Many employers these days are offering car allowances as opposed to company cars, as then the employee is required to go and take out a form of car loan for themselves and if their employment ceased with their current employer, the car loan carries on with them and there is no ongoing commitment to the employer.

There are a few things to consider when using up your car allowance to assist with your vehicle purchase.

How to spend your car allowance?

When being provided a car allowance, it is not just the car loan repayment that needs to be factored in. You also need to estimate how much you need to put aside for running costs and these costs could include fuel, annual insurances and registration costs, ongoing servicing and maintenance to name a few.
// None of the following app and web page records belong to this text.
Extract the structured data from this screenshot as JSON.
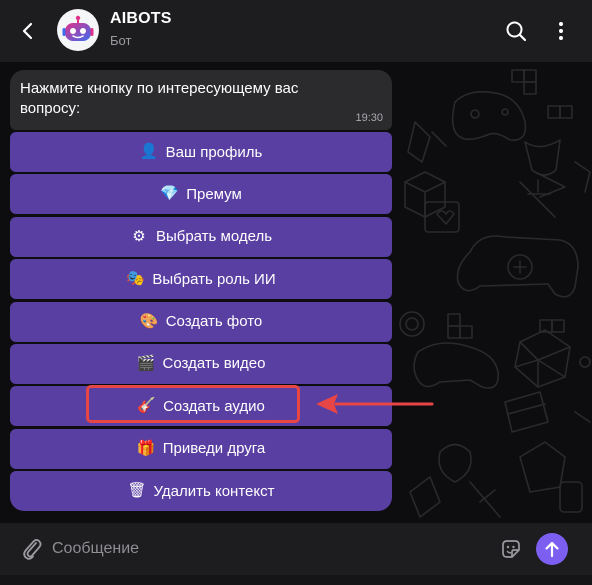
{
  "header": {
    "title": "AIBOTS",
    "subtitle": "Бот",
    "icons": {
      "back": "chevron-left-icon",
      "search": "search-icon",
      "menu": "more-vertical-icon"
    }
  },
  "message": {
    "text": "Нажмите кнопку по интересующему вас вопросу:",
    "time": "19:30"
  },
  "keyboard": [
    {
      "emoji": "👤",
      "label": "Ваш профиль"
    },
    {
      "emoji": "💎",
      "label": "Премум"
    },
    {
      "emoji": "⚙",
      "label": "Выбрать модель"
    },
    {
      "emoji": "🎭",
      "label": "Выбрать роль ИИ"
    },
    {
      "emoji": "🎨",
      "label": "Создать фото"
    },
    {
      "emoji": "🎬",
      "label": "Создать видео"
    },
    {
      "emoji": "🎸",
      "label": "Создать аудио"
    },
    {
      "emoji": "🎁",
      "label": "Приведи друга"
    },
    {
      "emoji": "🗑",
      "label": "Удалить контекст"
    }
  ],
  "annotation": {
    "highlighted_button": "Создать аудио",
    "color": "#e84545"
  },
  "input": {
    "placeholder": "Сообщение"
  },
  "colors": {
    "header_bg": "#1d1d1f",
    "chat_bg": "#0d0d0f",
    "bubble_bg": "#2b2b2e",
    "button_bg": "#5a3fa2",
    "send_bg": "#7c5ff0"
  }
}
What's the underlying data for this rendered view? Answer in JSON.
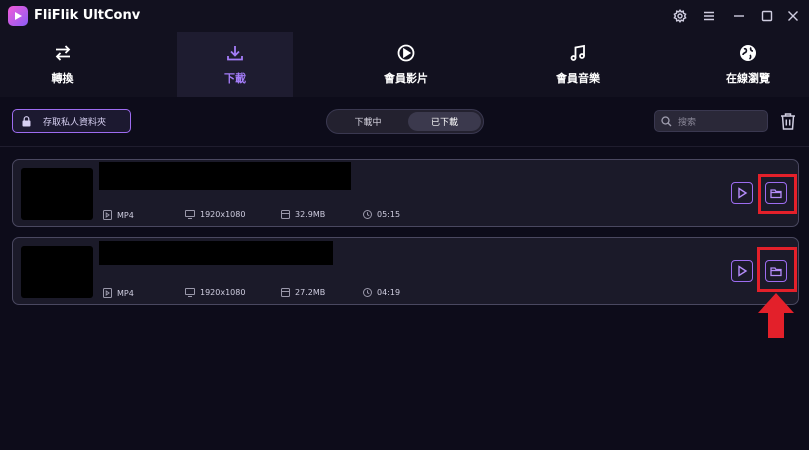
{
  "app": {
    "title": "FliFlik UltConv"
  },
  "nav": {
    "tabs": [
      {
        "label": "轉換"
      },
      {
        "label": "下載"
      },
      {
        "label": "會員影片"
      },
      {
        "label": "會員音樂"
      },
      {
        "label": "在線瀏覽"
      }
    ],
    "active_index": 1
  },
  "toolbar": {
    "private_folder_label": "存取私人資料夾",
    "segment": [
      {
        "label": "下載中"
      },
      {
        "label": "已下載"
      }
    ],
    "segment_active_index": 1,
    "search_placeholder": "搜索"
  },
  "downloads": [
    {
      "format": "MP4",
      "resolution": "1920x1080",
      "size": "32.9MB",
      "duration": "05:15"
    },
    {
      "format": "MP4",
      "resolution": "1920x1080",
      "size": "27.2MB",
      "duration": "04:19"
    }
  ],
  "colors": {
    "accent": "#9d6cf0",
    "highlight": "#e3202a",
    "background": "#0d0c1a"
  }
}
Your car allowance is designed to cover all of this, so you’ll need to keep that in mind when budgeting and looking at various vehicles.

How to finance your car with a car allowance?
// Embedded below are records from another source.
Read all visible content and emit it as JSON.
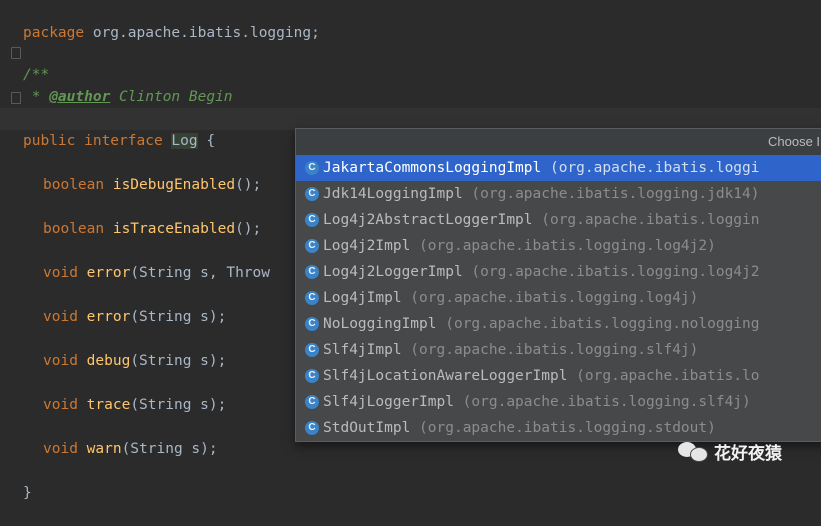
{
  "code": {
    "package_kw": "package",
    "package_name": " org.apache.ibatis.logging;",
    "doc_open": "/**",
    "doc_author_prefix": " * ",
    "doc_author_tag": "@author",
    "doc_author_name": " Clinton Begin",
    "doc_close": " */",
    "decl_kw": "public interface",
    "decl_space": " ",
    "decl_name": "Log",
    "decl_brace": " {",
    "methods": [
      {
        "ret": "boolean",
        "name": "isDebugEnabled",
        "rest": "();"
      },
      {
        "ret": "boolean",
        "name": "isTraceEnabled",
        "rest": "();"
      },
      {
        "ret": "void",
        "name": "error",
        "rest": "(String s, Throw"
      },
      {
        "ret": "void",
        "name": "error",
        "rest": "(String s);"
      },
      {
        "ret": "void",
        "name": "debug",
        "rest": "(String s);"
      },
      {
        "ret": "void",
        "name": "trace",
        "rest": "(String s);"
      },
      {
        "ret": "void",
        "name": "warn",
        "rest": "(String s);"
      }
    ],
    "closing_brace": "}"
  },
  "popup": {
    "title": "Choose I",
    "icon_letter": "C",
    "items": [
      {
        "name": "JakartaCommonsLoggingImpl",
        "pkg": " (org.apache.ibatis.loggi"
      },
      {
        "name": "Jdk14LoggingImpl",
        "pkg": " (org.apache.ibatis.logging.jdk14)"
      },
      {
        "name": "Log4j2AbstractLoggerImpl",
        "pkg": " (org.apache.ibatis.loggin"
      },
      {
        "name": "Log4j2Impl",
        "pkg": " (org.apache.ibatis.logging.log4j2)"
      },
      {
        "name": "Log4j2LoggerImpl",
        "pkg": " (org.apache.ibatis.logging.log4j2"
      },
      {
        "name": "Log4jImpl",
        "pkg": " (org.apache.ibatis.logging.log4j)"
      },
      {
        "name": "NoLoggingImpl",
        "pkg": " (org.apache.ibatis.logging.nologging"
      },
      {
        "name": "Slf4jImpl",
        "pkg": " (org.apache.ibatis.logging.slf4j)"
      },
      {
        "name": "Slf4jLocationAwareLoggerImpl",
        "pkg": " (org.apache.ibatis.lo"
      },
      {
        "name": "Slf4jLoggerImpl",
        "pkg": " (org.apache.ibatis.logging.slf4j)"
      },
      {
        "name": "StdOutImpl",
        "pkg": " (org.apache.ibatis.logging.stdout)"
      }
    ],
    "selected_index": 0
  },
  "watermark": {
    "text": "花好夜猿"
  },
  "colors": {
    "background": "#2b2b2b",
    "keyword": "#cc7832",
    "method": "#ffc66d",
    "doc_comment": "#629755",
    "selection": "#2f65ca"
  }
}
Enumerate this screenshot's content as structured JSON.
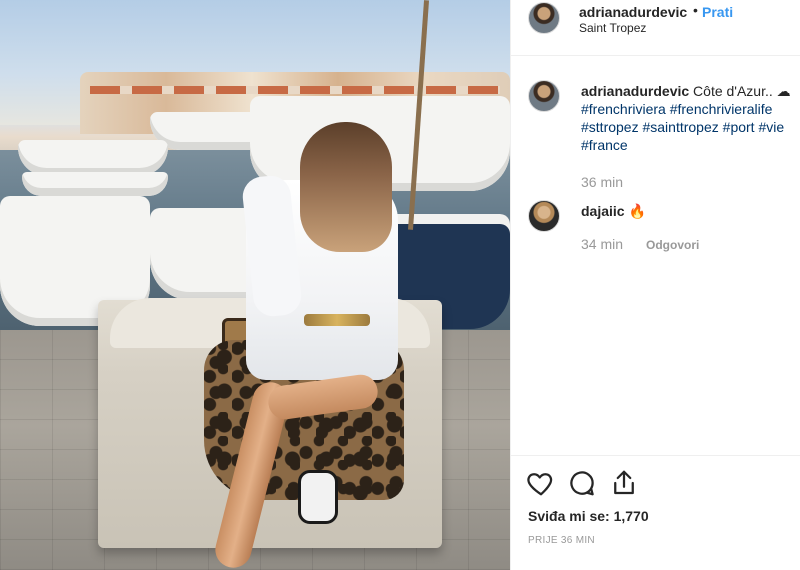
{
  "header": {
    "username": "adrianadurdevic",
    "separator": "•",
    "follow_label": "Prati",
    "location": "Saint Tropez"
  },
  "caption": {
    "username": "adrianadurdevic",
    "text": "Côte d'Azur.. ☁",
    "hashtags": [
      "#frenchriviera",
      "#frenchrivieralife",
      "#sttropez",
      "#sainttropez",
      "#port",
      "#vie",
      "#france"
    ],
    "time": "36 min"
  },
  "comments": [
    {
      "username": "dajaiic",
      "text": "🔥",
      "time": "34 min",
      "reply_label": "Odgovori"
    }
  ],
  "actions": {
    "like_icon": "heart-icon",
    "comment_icon": "comment-icon",
    "share_icon": "share-icon",
    "likes_text": "Sviđa mi se: 1,770",
    "posted_time": "PRIJE 36 MIN"
  }
}
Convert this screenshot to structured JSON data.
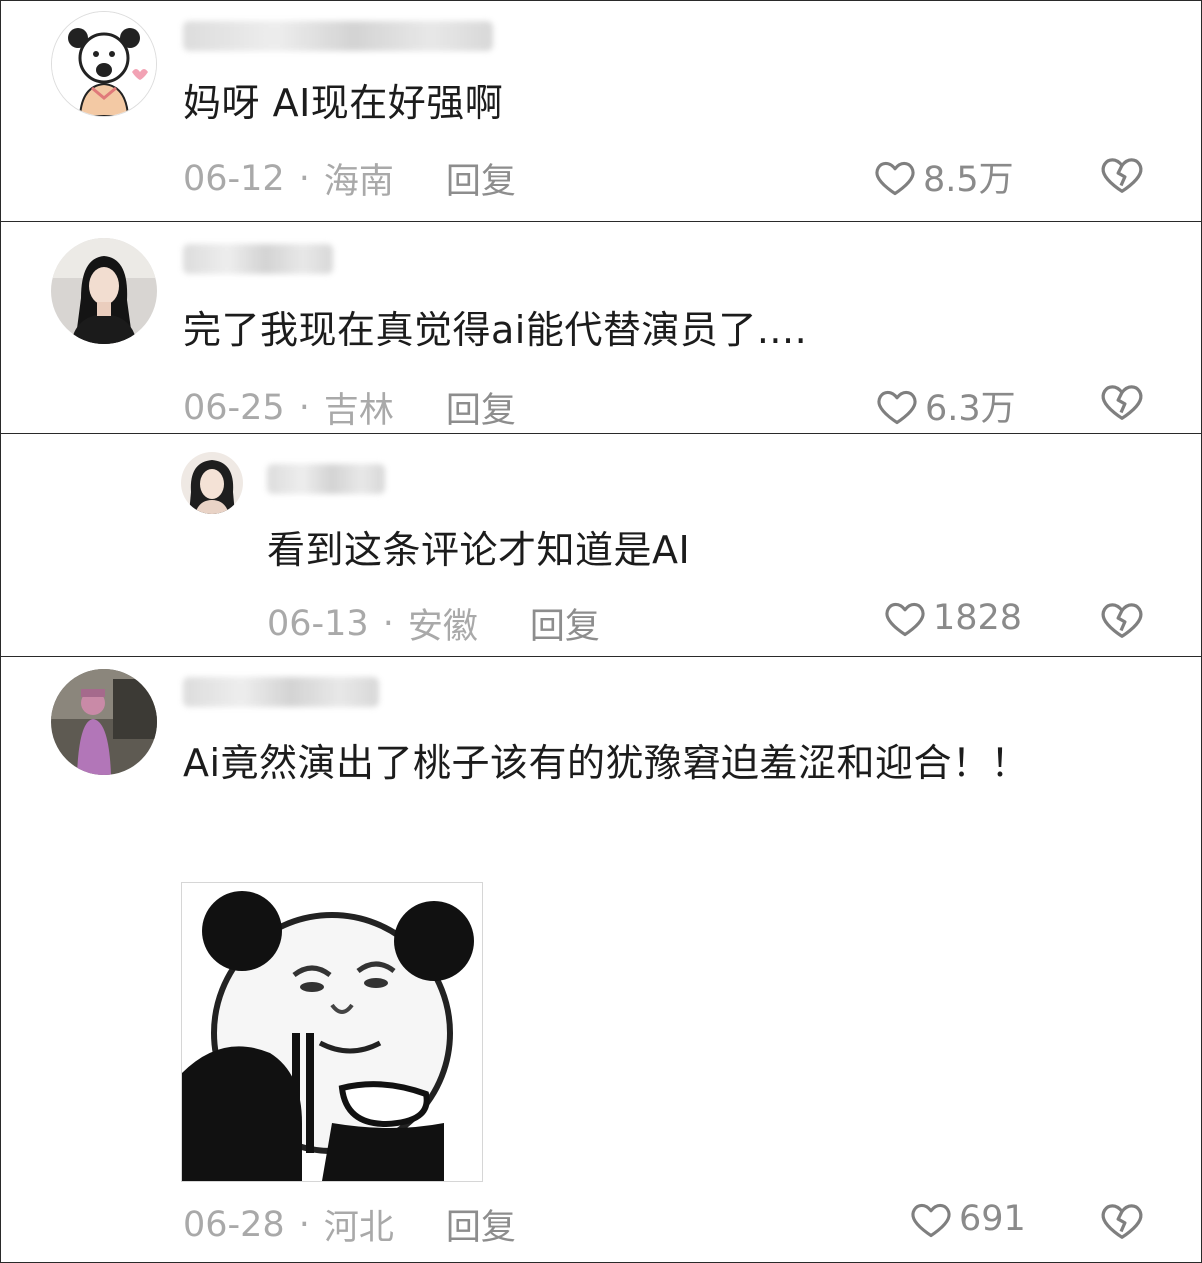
{
  "comments": [
    {
      "text": "妈呀 AI现在好强啊",
      "date": "06-12",
      "separator": "·",
      "location": "海南",
      "reply_label": "回复",
      "likes": "8.5万"
    },
    {
      "text": "完了我现在真觉得ai能代替演员了....",
      "date": "06-25",
      "separator": "·",
      "location": "吉林",
      "reply_label": "回复",
      "likes": "6.3万"
    },
    {
      "text": "看到这条评论才知道是AI",
      "date": "06-13",
      "separator": "·",
      "location": "安徽",
      "reply_label": "回复",
      "likes": "1828"
    },
    {
      "text": "Ai竟然演出了桃子该有的犹豫窘迫羞涩和迎合！！",
      "date": "06-28",
      "separator": "·",
      "location": "河北",
      "reply_label": "回复",
      "likes": "691"
    }
  ],
  "icons": {
    "like": "heart-outline-icon",
    "dislike": "broken-heart-icon"
  },
  "colors": {
    "text": "#1c1c1c",
    "meta": "#a9a9a9",
    "icon": "#7f7f7f",
    "divider": "#2a2a2a"
  }
}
The most common form of a car loan for a car allowance in the past was a “Commercial Hire Purchase”. This form of car loan is being used less now due to new taxation rulings in regards to GST implications. Unless you are registered for GST and have the ability to claim the GST, this form of car loan may be the most costly, which is why a “Commercial Hire Purchase” is being used less and less.

Either a Chattel Mortgage or Consumer Loan are quite commonly used with car allowances. Both have the same outcome as to the ownership of the car, yet the Chattel Mortgage is declaring that the usage of the vehicle will be wholly or predominantly for business use. A Chattel Mortgage may have less favourable terms if the loan were to be terminated early though, so ensure that this is factored in when weighing up your decision. Because you own the vehicle, the available tax deductions may be the same with either structure, but speak with a tax professional first.

A Finance Lease is another option that can be used for a car allowance with the main point of difference with this structure is that the financier owns the vehicle, which you lease from them. This could result in the repayments being subject to GST. There is less flexibility of Lease Agreements in regards to the structure, due to the requirement of having a Residual Value at the end of the Lease.

Whichever way you decide to go, you should discuss your options first with a tax professional, then with a professional credit assistance provider so that you have the best outcome for your own intentions, which would include what your future intentions may be with your job and your car.